** Problem to work on **
Omit every picture, then return each line of the data below exactly.

:::::

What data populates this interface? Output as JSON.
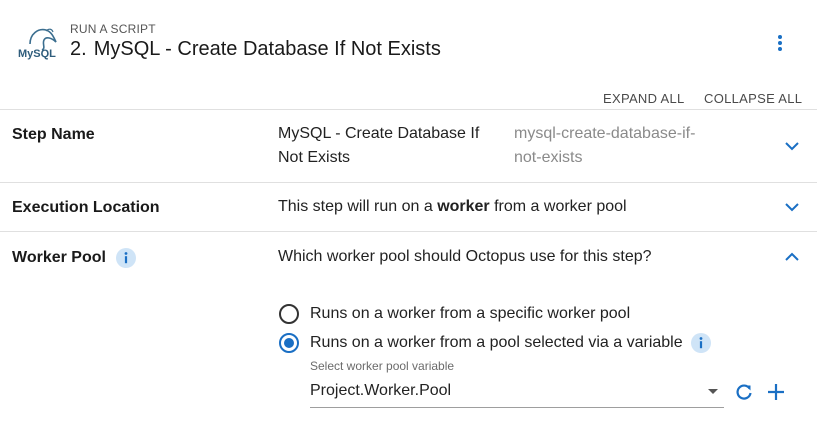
{
  "header": {
    "logo_text": "MySQL",
    "step_kind": "RUN A SCRIPT",
    "step_number": "2.",
    "step_title": "MySQL - Create Database If Not Exists",
    "menu_icon": "more-vertical-icon"
  },
  "toolbar": {
    "expand_all": "EXPAND ALL",
    "collapse_all": "COLLAPSE ALL"
  },
  "sections": {
    "step_name": {
      "label": "Step Name",
      "value_line1": "MySQL - Create Database If",
      "value_line2": "Not Exists",
      "slug_line1": "mysql-create-database-if-",
      "slug_line2": "not-exists"
    },
    "execution_location": {
      "label": "Execution Location",
      "text_before": "This step will run on a ",
      "text_bold": "worker",
      "text_after": " from a worker pool"
    },
    "worker_pool": {
      "label": "Worker Pool",
      "question": "Which worker pool should Octopus use for this step?",
      "options": [
        {
          "label": "Runs on a worker from a specific worker pool",
          "selected": false
        },
        {
          "label": "Runs on a worker from a pool selected via a variable",
          "selected": true
        }
      ],
      "variable_field_label": "Select worker pool variable",
      "variable_value": "Project.Worker.Pool"
    }
  },
  "colors": {
    "accent": "#1a6fc4",
    "info_badge_bg": "#cfe4f7",
    "divider": "#e0e0e0"
  }
}
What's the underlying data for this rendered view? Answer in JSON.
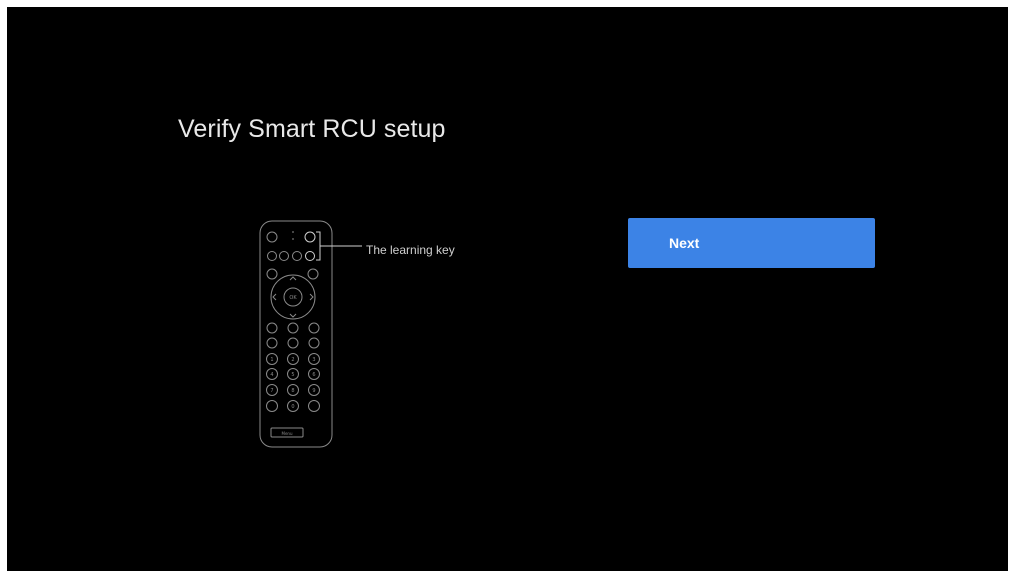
{
  "screen": {
    "title": "Verify Smart RCU setup",
    "next_button_label": "Next",
    "accent_color": "#3c83e6",
    "background_color": "#000000"
  },
  "remote": {
    "learning_key_label": "The learning key",
    "ok_label": "OK",
    "brand_label": "Menu"
  }
}
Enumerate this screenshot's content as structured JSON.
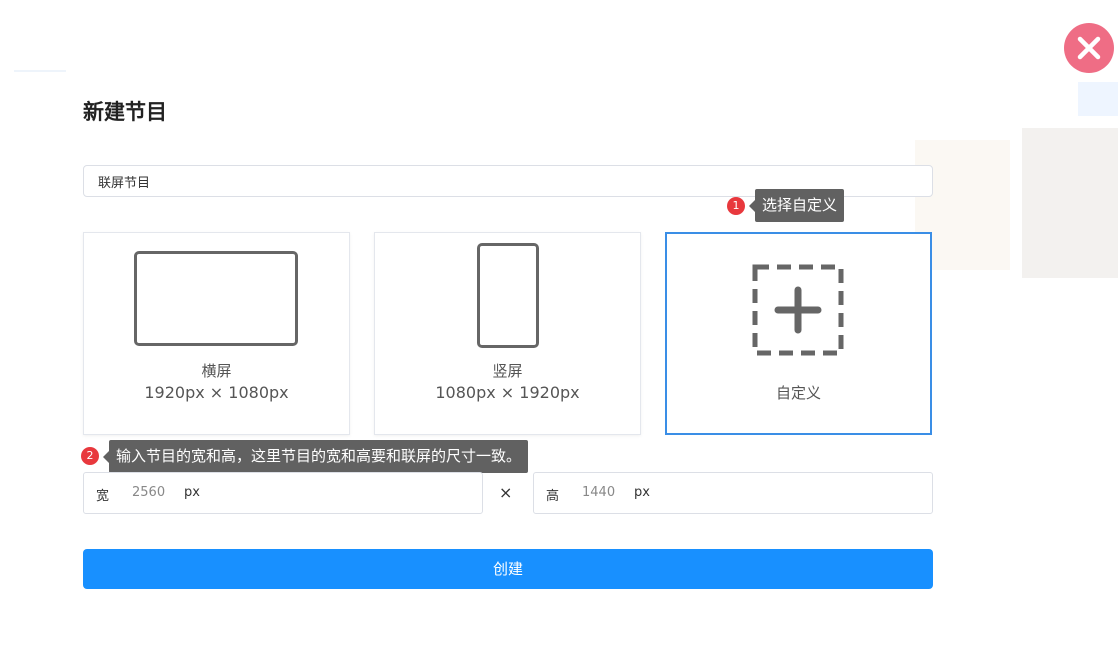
{
  "dialog": {
    "title": "新建节目",
    "name_value": "联屏节目",
    "cards": [
      {
        "label": "横屏",
        "size": "1920px × 1080px"
      },
      {
        "label": "竖屏",
        "size": "1080px × 1920px"
      },
      {
        "label": "自定义"
      }
    ],
    "selected_card": "自定义",
    "width_label": "宽",
    "width_value": "2560",
    "height_label": "高",
    "height_value": "1440",
    "unit": "px",
    "times": "×",
    "create_label": "创建"
  },
  "annotations": [
    {
      "number": "1",
      "text": "选择自定义"
    },
    {
      "number": "2",
      "text": "输入节目的宽和高，这里节目的宽和高要和联屏的尺寸一致。"
    }
  ],
  "colors": {
    "accent": "#1890ff",
    "selected_border": "#3a8ee6",
    "close": "#ef6d85",
    "callout": "#616161",
    "badge": "#e8383d"
  }
}
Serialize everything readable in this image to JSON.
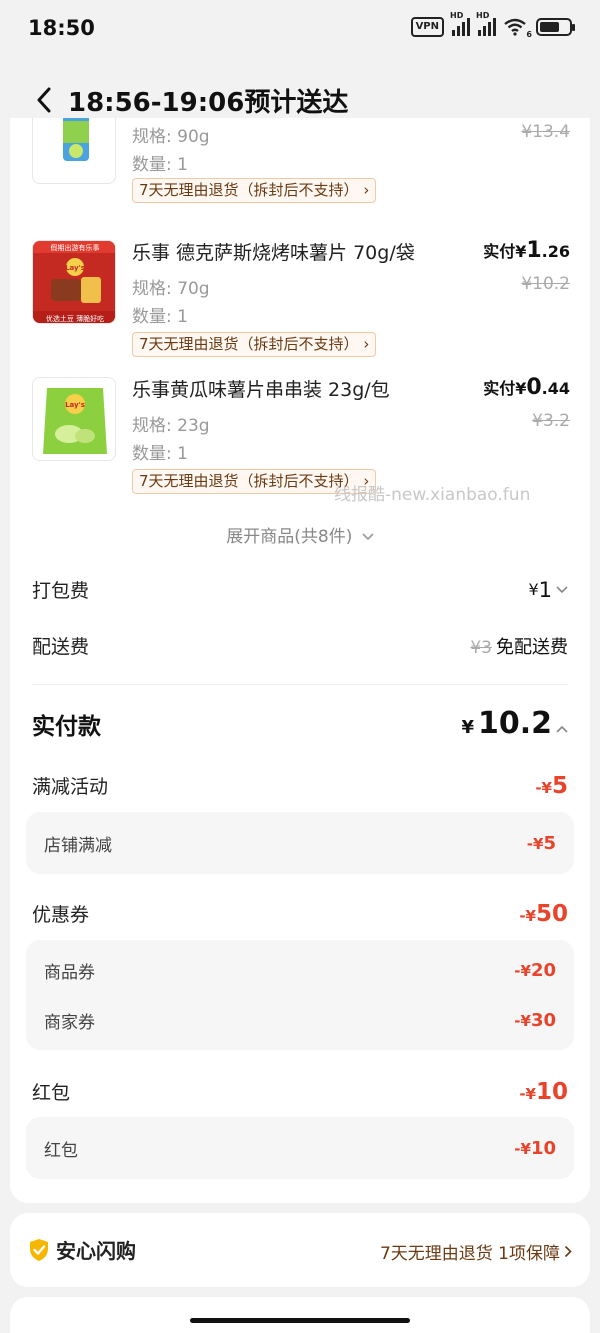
{
  "status_bar": {
    "time": "18:50",
    "vpn": "VPN",
    "hd1": "HD",
    "hd2": "HD",
    "wifi_badge": "6"
  },
  "header": {
    "title": "18:56-19:06预计送达"
  },
  "products": [
    {
      "name": "",
      "spec": "规格: 90g",
      "qty": "数量: 1",
      "tag": "7天无理由退货（拆封后不支持）",
      "pay_label": "",
      "pay_int": "",
      "pay_dec": "",
      "orig": "¥13.4"
    },
    {
      "name": "乐事 德克萨斯烧烤味薯片 70g/袋",
      "spec": "规格: 70g",
      "qty": "数量: 1",
      "tag": "7天无理由退货（拆封后不支持）",
      "pay_label": "实付",
      "pay_cur": "¥",
      "pay_int": "1",
      "pay_dec": ".26",
      "orig": "¥10.2",
      "thumb_top": "假期出游有乐事",
      "thumb_bottom": "优选土豆  薄脆好吃"
    },
    {
      "name": "乐事黄瓜味薯片串串装 23g/包",
      "spec": "规格: 23g",
      "qty": "数量: 1",
      "tag": "7天无理由退货（拆封后不支持）",
      "pay_label": "实付",
      "pay_cur": "¥",
      "pay_int": "0",
      "pay_dec": ".44",
      "orig": "¥3.2"
    }
  ],
  "watermark": "线报酷-new.xianbao.fun",
  "expand_label": "展开商品(共8件)",
  "packing_fee": {
    "label": "打包费",
    "cur": "¥",
    "value": "1"
  },
  "delivery_fee": {
    "label": "配送费",
    "original": "¥3",
    "value": "免配送费"
  },
  "total": {
    "label": "实付款",
    "cur": "¥",
    "value": "10.2"
  },
  "full_reduction": {
    "label": "满减活动",
    "cur": "-¥",
    "value": "5",
    "items": [
      {
        "label": "店铺满减",
        "cur": "-¥",
        "value": "5"
      }
    ]
  },
  "coupons": {
    "label": "优惠券",
    "cur": "-¥",
    "value": "50",
    "items": [
      {
        "label": "商品券",
        "cur": "-¥",
        "value": "20"
      },
      {
        "label": "商家券",
        "cur": "-¥",
        "value": "30"
      }
    ]
  },
  "red_packet": {
    "label": "红包",
    "cur": "-¥",
    "value": "10",
    "items": [
      {
        "label": "红包",
        "cur": "-¥",
        "value": "10"
      }
    ]
  },
  "insurance": {
    "title": "安心闪购",
    "detail": "7天无理由退货 1项保障"
  },
  "colors": {
    "discount_red": "#e8442c",
    "tag_brown": "#6b3a12",
    "insurance_gold": "#f5b700"
  }
}
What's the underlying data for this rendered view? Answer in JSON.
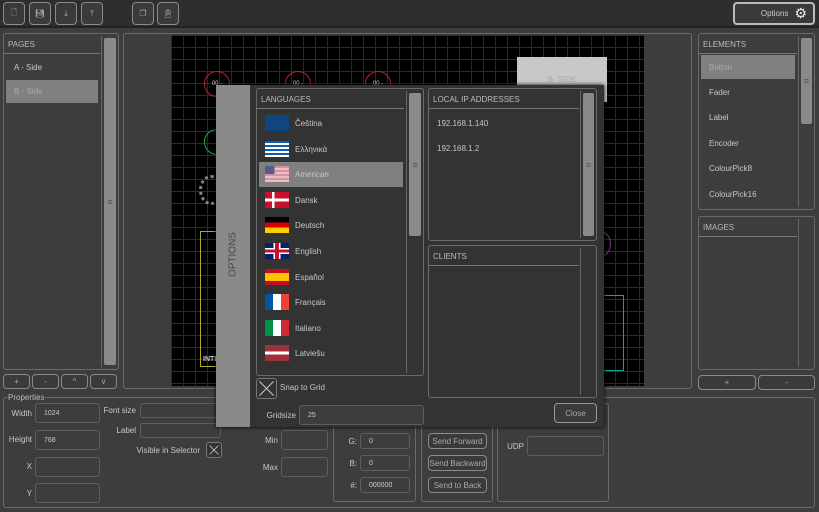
{
  "toolbar": {
    "buttons": [
      {
        "icon": "new-file-icon"
      },
      {
        "icon": "save-icon"
      },
      {
        "icon": "import-icon"
      },
      {
        "icon": "export-icon"
      },
      {
        "icon": "copy-icon"
      },
      {
        "icon": "paste-icon"
      }
    ],
    "options_label": "Options"
  },
  "pages": {
    "header": "PAGES",
    "items": [
      "A - Side",
      "B - Side"
    ],
    "selected": 1,
    "buttons": [
      "+",
      "-",
      "^",
      "v"
    ]
  },
  "canvas": {
    "label_bside": "B- SIDE",
    "fader_label": "INTE",
    "knob_labels": [
      "00 -",
      "00 -",
      "00 -"
    ]
  },
  "elements": {
    "header": "ELEMENTS",
    "items": [
      "Button",
      "Fader",
      "Label",
      "Encoder",
      "ColourPick8",
      "ColourPick16"
    ],
    "selected": 0
  },
  "images": {
    "header": "IMAGES",
    "buttons": [
      "+",
      "-"
    ]
  },
  "properties": {
    "title": "Properties",
    "width_label": "Width",
    "width": "1024",
    "height_label": "Height",
    "height": "768",
    "x_label": "X",
    "y_label": "Y",
    "fontsize_label": "Font size",
    "label_label": "Label",
    "visible_label": "Visible in Selector",
    "min_label": "Min",
    "max_label": "Max",
    "g_label": "G:",
    "g": "0",
    "b_label": "B:",
    "b": "0",
    "hex_label": "#:",
    "hex": "000000",
    "send_forward": "Send Forward",
    "send_backward": "Send Backward",
    "send_to_back": "Send to Back",
    "udp_label": "UDP"
  },
  "dialog": {
    "title": "OPTIONS",
    "languages_header": "LANGUAGES",
    "languages": [
      "Čeština",
      "Ελληνικά",
      "American",
      "Dansk",
      "Deutsch",
      "English",
      "Español",
      "Français",
      "Italiano",
      "Latviešu"
    ],
    "selected_language": 2,
    "ip_header": "LOCAL IP ADDRESSES",
    "ips": [
      "192.168.1.140",
      "192.168.1.2"
    ],
    "clients_header": "CLIENTS",
    "snap_label": "Snap to Grid",
    "gridsize_label": "Gridsize",
    "gridsize": "25",
    "close_label": "Close"
  }
}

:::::

** Answer to the problem **
What data populates this interface? Output as JSON.
{
  "header": {
    "logo_text": "MySQL",
    "step_kind": "RUN A SCRIPT",
    "step_number": "2.",
    "step_title": "MySQL - Create Database If Not Exists",
    "menu_icon": "more-vertical-icon"
  },
  "toolbar": {
    "expand_all": "EXPAND ALL",
    "collapse_all": "COLLAPSE ALL"
  },
  "sections": {
    "step_name": {
      "label": "Step Name",
      "value_line1": "MySQL - Create Database If",
      "value_line2": "Not Exists",
      "slug_line1": "mysql-create-database-if-",
      "slug_line2": "not-exists"
    },
    "execution_location": {
      "label": "Execution Location",
      "text_before": "This step will run on a ",
      "text_bold": "worker",
      "text_after": " from a worker pool"
    },
    "worker_pool": {
      "label": "Worker Pool",
      "question": "Which worker pool should Octopus use for this step?",
      "options": [
        {
          "label": "Runs on a worker from a specific worker pool",
          "selected": false
        },
        {
          "label": "Runs on a worker from a pool selected via a variable",
          "selected": true
        }
      ],
      "variable_field_label": "Select worker pool variable",
      "variable_value": "Project.Worker.Pool"
    }
  },
  "colors": {
    "accent": "#1a6fc4",
    "info_badge_bg": "#cfe4f7",
    "divider": "#e0e0e0"
  }
}
What's the underlying data for this rendered view? Answer in JSON.
{
  "screen": {
    "title": "Verify Smart RCU setup",
    "next_button_label": "Next",
    "accent_color": "#3c83e6",
    "background_color": "#000000"
  },
  "remote": {
    "learning_key_label": "The learning key",
    "ok_label": "OK",
    "brand_label": "Menu"
  }
}
Enumerate this screenshot's content as structured JSON.
{
  "dialog": {
    "title": "新建节目",
    "name_value": "联屏节目",
    "cards": [
      {
        "label": "横屏",
        "size": "1920px × 1080px"
      },
      {
        "label": "竖屏",
        "size": "1080px × 1920px"
      },
      {
        "label": "自定义"
      }
    ],
    "selected_card": "自定义",
    "width_label": "宽",
    "width_value": "2560",
    "height_label": "高",
    "height_value": "1440",
    "unit": "px",
    "times": "×",
    "create_label": "创建"
  },
  "annotations": [
    {
      "number": "1",
      "text": "选择自定义"
    },
    {
      "number": "2",
      "text": "输入节目的宽和高，这里节目的宽和高要和联屏的尺寸一致。"
    }
  ],
  "colors": {
    "accent": "#1890ff",
    "selected_border": "#3a8ee6",
    "close": "#ef6d85",
    "callout": "#616161",
    "badge": "#e8383d"
  }
}
Serialize everything readable in this image to JSON.
{
  "status_bar": {
    "time": "18:50",
    "vpn": "VPN",
    "hd1": "HD",
    "hd2": "HD",
    "wifi_badge": "6"
  },
  "header": {
    "title": "18:56-19:06预计送达"
  },
  "products": [
    {
      "name": "",
      "spec": "规格: 90g",
      "qty": "数量: 1",
      "tag": "7天无理由退货（拆封后不支持）",
      "pay_label": "",
      "pay_int": "",
      "pay_dec": "",
      "orig": "¥13.4"
    },
    {
      "name": "乐事 德克萨斯烧烤味薯片 70g/袋",
      "spec": "规格: 70g",
      "qty": "数量: 1",
      "tag": "7天无理由退货（拆封后不支持）",
      "pay_label": "实付",
      "pay_cur": "¥",
      "pay_int": "1",
      "pay_dec": ".26",
      "orig": "¥10.2",
      "thumb_top": "假期出游有乐事",
      "thumb_bottom": "优选土豆  薄脆好吃"
    },
    {
      "name": "乐事黄瓜味薯片串串装 23g/包",
      "spec": "规格: 23g",
      "qty": "数量: 1",
      "tag": "7天无理由退货（拆封后不支持）",
      "pay_label": "实付",
      "pay_cur": "¥",
      "pay_int": "0",
      "pay_dec": ".44",
      "orig": "¥3.2"
    }
  ],
  "watermark": "线报酷-new.xianbao.fun",
  "expand_label": "展开商品(共8件)",
  "packing_fee": {
    "label": "打包费",
    "cur": "¥",
    "value": "1"
  },
  "delivery_fee": {
    "label": "配送费",
    "original": "¥3",
    "value": "免配送费"
  },
  "total": {
    "label": "实付款",
    "cur": "¥",
    "value": "10.2"
  },
  "full_reduction": {
    "label": "满减活动",
    "cur": "-¥",
    "value": "5",
    "items": [
      {
        "label": "店铺满减",
        "cur": "-¥",
        "value": "5"
      }
    ]
  },
  "coupons": {
    "label": "优惠券",
    "cur": "-¥",
    "value": "50",
    "items": [
      {
        "label": "商品券",
        "cur": "-¥",
        "value": "20"
      },
      {
        "label": "商家券",
        "cur": "-¥",
        "value": "30"
      }
    ]
  },
  "red_packet": {
    "label": "红包",
    "cur": "-¥",
    "value": "10",
    "items": [
      {
        "label": "红包",
        "cur": "-¥",
        "value": "10"
      }
    ]
  },
  "insurance": {
    "title": "安心闪购",
    "detail": "7天无理由退货 1项保障"
  },
  "colors": {
    "discount_red": "#e8442c",
    "tag_brown": "#6b3a12",
    "insurance_gold": "#f5b700"
  }
}
What's the underlying data for this rendered view? Answer in JSON.
{
  "toolbar": {
    "buttons": [
      {
        "icon": "new-file-icon"
      },
      {
        "icon": "save-icon"
      },
      {
        "icon": "import-icon"
      },
      {
        "icon": "export-icon"
      },
      {
        "icon": "copy-icon"
      },
      {
        "icon": "paste-icon"
      }
    ],
    "options_label": "Options"
  },
  "pages": {
    "header": "PAGES",
    "items": [
      "A - Side",
      "B - Side"
    ],
    "selected": 1,
    "buttons": [
      "+",
      "-",
      "^",
      "v"
    ]
  },
  "canvas": {
    "label_bside": "B- SIDE",
    "fader_label": "INTE",
    "knob_labels": [
      "00 -",
      "00 -",
      "00 -"
    ]
  },
  "elements": {
    "header": "ELEMENTS",
    "items": [
      "Button",
      "Fader",
      "Label",
      "Encoder",
      "ColourPick8",
      "ColourPick16"
    ],
    "selected": 0
  },
  "images": {
    "header": "IMAGES",
    "buttons": [
      "+",
      "-"
    ]
  },
  "properties": {
    "title": "Properties",
    "width_label": "Width",
    "width": "1024",
    "height_label": "Height",
    "height": "768",
    "x_label": "X",
    "y_label": "Y",
    "fontsize_label": "Font size",
    "label_label": "Label",
    "visible_label": "Visible in Selector",
    "min_label": "Min",
    "max_label": "Max",
    "g_label": "G:",
    "g": "0",
    "b_label": "B:",
    "b": "0",
    "hex_label": "#:",
    "hex": "000000",
    "send_forward": "Send Forward",
    "send_backward": "Send Backward",
    "send_to_back": "Send to Back",
    "udp_label": "UDP"
  },
  "dialog": {
    "title": "OPTIONS",
    "languages_header": "LANGUAGES",
    "languages": [
      "Čeština",
      "Ελληνικά",
      "American",
      "Dansk",
      "Deutsch",
      "English",
      "Español",
      "Français",
      "Italiano",
      "Latviešu"
    ],
    "selected_language": 2,
    "ip_header": "LOCAL IP ADDRESSES",
    "ips": [
      "192.168.1.140",
      "192.168.1.2"
    ],
    "clients_header": "CLIENTS",
    "snap_label": "Snap to Grid",
    "gridsize_label": "Gridsize",
    "gridsize": "25",
    "close_label": "Close"
  }
}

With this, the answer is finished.